WICHITA - Artists who candidate for a Master of Fine Arts (MFA) degree have to do a ‘thesis’ too. Instead of creating a bound volume of their accumulated research (including citations) like other disciplines, artists have to show what they have learned in a visual format. Just like that book it is judged by a panel of scholars. The difference is, that book appears in a few copies. Maybe at some point someone will blow the dust off of it and read it. The artist’s Thesis Exhibition, however, is open to everyone. The artist bares her soul.
For Kelsy Gossett, who had her MFA Thesis Exhibition at the Diver Studio this past month, that soul-baring included some actual skin-baring. Not totally, though. She kept her undies on along with some other ‘outfits.’
Gossett chooses underwear and clothing for her videos specifically to subvert that women dress FOR men. Her work is about maneuvering through the quagmire of female fetishism and sexual suppression commercialized for the heterosexual male gaze.
Since Gossett’s work is video-based, a number of projection screens and televisions showing her films were strewn about the upstairs gallery at the Diver. The stripped warehouse space called to mind a shabby, low-budget movie studio whose output features skanky porn.
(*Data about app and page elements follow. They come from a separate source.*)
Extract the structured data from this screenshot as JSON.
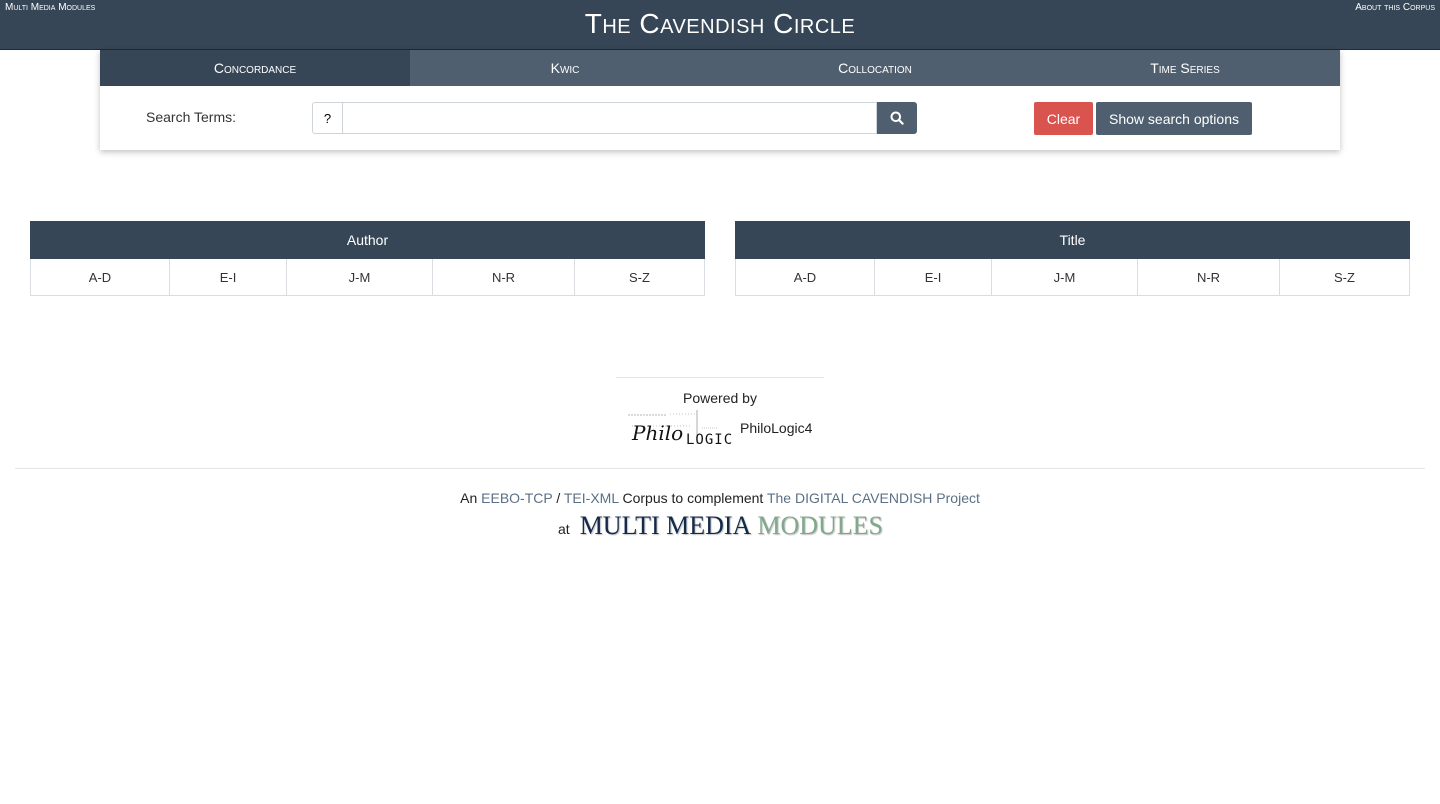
{
  "header": {
    "left_link": "Multi Media Modules",
    "title": "The Cavendish Circle",
    "right_link": "About this Corpus"
  },
  "tabs": [
    {
      "label": "Concordance",
      "active": true
    },
    {
      "label": "Kwic",
      "active": false
    },
    {
      "label": "Collocation",
      "active": false
    },
    {
      "label": "Time Series",
      "active": false
    }
  ],
  "search": {
    "label": "Search Terms:",
    "help_label": "?",
    "value": "",
    "placeholder": "",
    "clear_label": "Clear",
    "options_label": "Show search options"
  },
  "browse": {
    "author": {
      "title": "Author",
      "ranges": [
        "A-D",
        "E-I",
        "J-M",
        "N-R",
        "S-Z"
      ]
    },
    "title": {
      "title": "Title",
      "ranges": [
        "A-D",
        "E-I",
        "J-M",
        "N-R",
        "S-Z"
      ]
    }
  },
  "powered": {
    "label": "Powered by",
    "logo_text_script": "Philo",
    "logo_text_caps": "LOGIC",
    "product": "PhiloLogic4"
  },
  "footer": {
    "prefix": "An ",
    "link1": "EEBO-TCP",
    "sep": " / ",
    "link2": "TEI-XML",
    "middle": " Corpus to complement ",
    "link3": "The DIGITAL CAVENDISH Project",
    "at": "at",
    "mm_part1": "MULTI MEDIA",
    "mm_part2": "MODULES"
  },
  "colors": {
    "header_bg": "#364656",
    "tab_bg": "#4f5f6f",
    "clear_bg": "#d9534f",
    "link": "#5b7086",
    "mm_dark": "#142a4a",
    "mm_green": "#7fa98a"
  }
}
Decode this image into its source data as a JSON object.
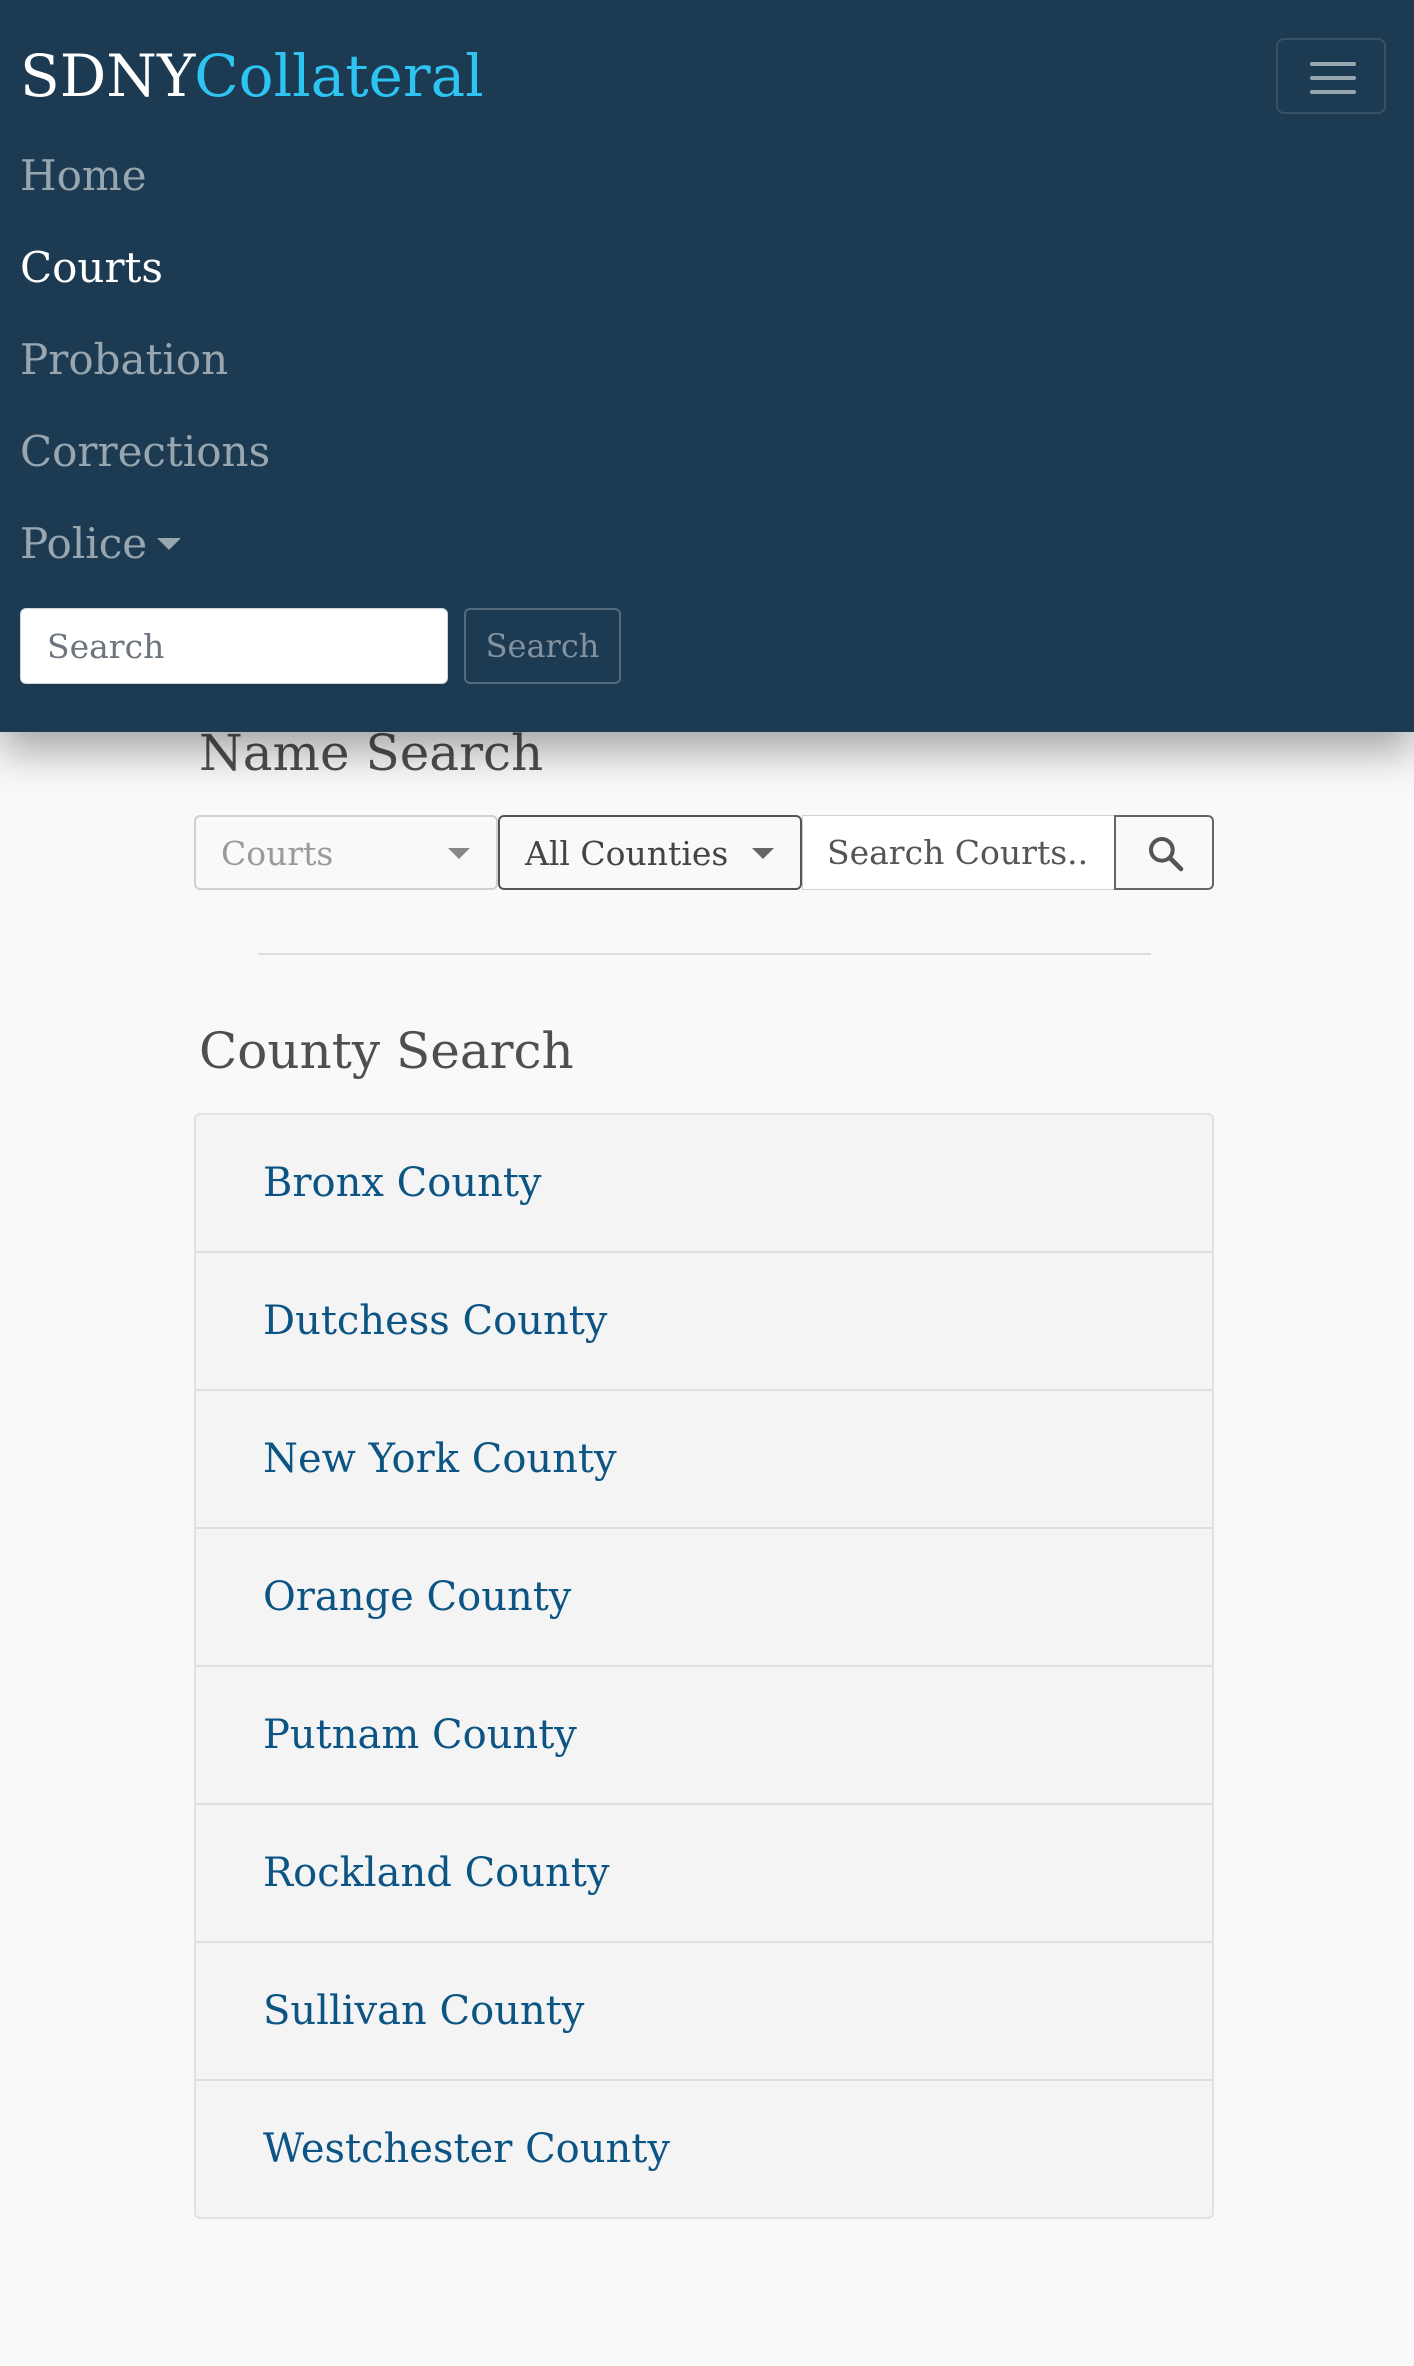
{
  "navbar": {
    "brand_part1": "SDNY",
    "brand_part2": "Collateral",
    "toggler_icon": "hamburger-menu-icon",
    "items": [
      {
        "label": "Home",
        "active": false
      },
      {
        "label": "Courts",
        "active": true
      },
      {
        "label": "Probation",
        "active": false
      },
      {
        "label": "Corrections",
        "active": false
      },
      {
        "label": "Police",
        "active": false,
        "dropdown": true
      }
    ],
    "search": {
      "placeholder": "Search",
      "button_label": "Search"
    }
  },
  "name_search": {
    "title": "Name Search",
    "category_select": "Courts",
    "county_select": "All Counties",
    "search_placeholder": "Search Courts...",
    "search_icon": "magnifier-icon"
  },
  "county_search": {
    "title": "County Search",
    "counties": [
      "Bronx County",
      "Dutchess County",
      "New York County",
      "Orange County",
      "Putnam County",
      "Rockland County",
      "Sullivan County",
      "Westchester County"
    ]
  },
  "colors": {
    "navbar_bg": "#1c3a51",
    "brand_accent": "#2ec4f1",
    "link": "#0c5484",
    "page_bg": "#f9f9f9"
  }
}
I kept looking down to make sure I wasn’t tripping over taped-down camera cords or writhing bodies. This essentially made the place perfect for Gossett to show her stuff -- stuff reminiscent of photographer Cindy Sherman and the movie-making side of Andy Warhol.
On one screen, Gossett and another woman stood facing the camera or interacted with each other and a balloon (The Dance, 2016). Only their bodies were visible. They wore beige sports bras and “granny panties” made of that otherworldly stretchy fabric that is used for women’s underwear which, after repeated washings, turns amorphously beige no matter what pastel color it started out as.
The background was beige. There was no intimate touch, only friendly pats or strokes. Sometimes the balloon would be squished between them, but nothing about the women or their movement was meant to be provocative.
In conjunction with this was a series of laptops showing the online video chats that Gossett and her co-conspirator had with men over a period of eight hours. The men were able to watch the video and tell the women what to do. Then Gossett and her ally DID NOT do what was asked of them. Chats that started as complimentary (“you are very beautiful”) became insulting (“you b_tches”) when the men’s desires were not fulfilled.
In a series of vignettes made to look like cheap porn flicks, Gossett and a friend become “Vivian and Veronica.” According to Gossett, these girls “like to be looked at.” Vivian and Veronica play out roles in what appears to be someone’s apartment with appropriate setting materials changed out -- well, stuck to the wall by the bookcase – for the different scenes. They are Catholic schoolgirls, vixens in animal print, and doctor and patient. The irony is that A LOT of action happens, but no PHYSICAL intimacy occurs. It is like Gossett wrote the playbook for “Lesbian Fantasy Interruptus” in order to, again, subvert that male gaze.
WICHITA - An Act of God, a play by David Javerbaum, opens June 2 at Roxy’s Downtown starring Kyle Vespestad, David Stone, and Monte Wheeler.
The One with the first and last word on everything has finally arrived to set the record straight. After many millennia, and in just 90 minutes, God (assisted by His devoted angels) answers some of the deepest questions that have plagued mankind since Creation.
Adapted from Javerbaum’s book The Last Testament: A Memoir By God, the play began its initial run on Broadway at Studio 54 on May 28, 2015. It returned to Broadway at the Booth Theatre in 2016 for a limited engagement starring Sean Hayes of Will & Grace fame.
“Javerbaum’s radical rewrite of the Ten Commandments—the evening is structured around God’s introduction of revised laws—is clever and even refreshingly positive, insisting on the separation of church and state and encouraging us to believe in ourselves, not some elderly white guy in the sky.”
—Time Out (New York).
Roxy’s, located at 412 E. Douglas, doors open at 6:30pm, show starts at 8pm. Tickets range from $20-$30; call 316-265-4400 for reservations. 18 to enter, 21 to drink.
An Act of God runs through June 20 and is Directed by David Stone. l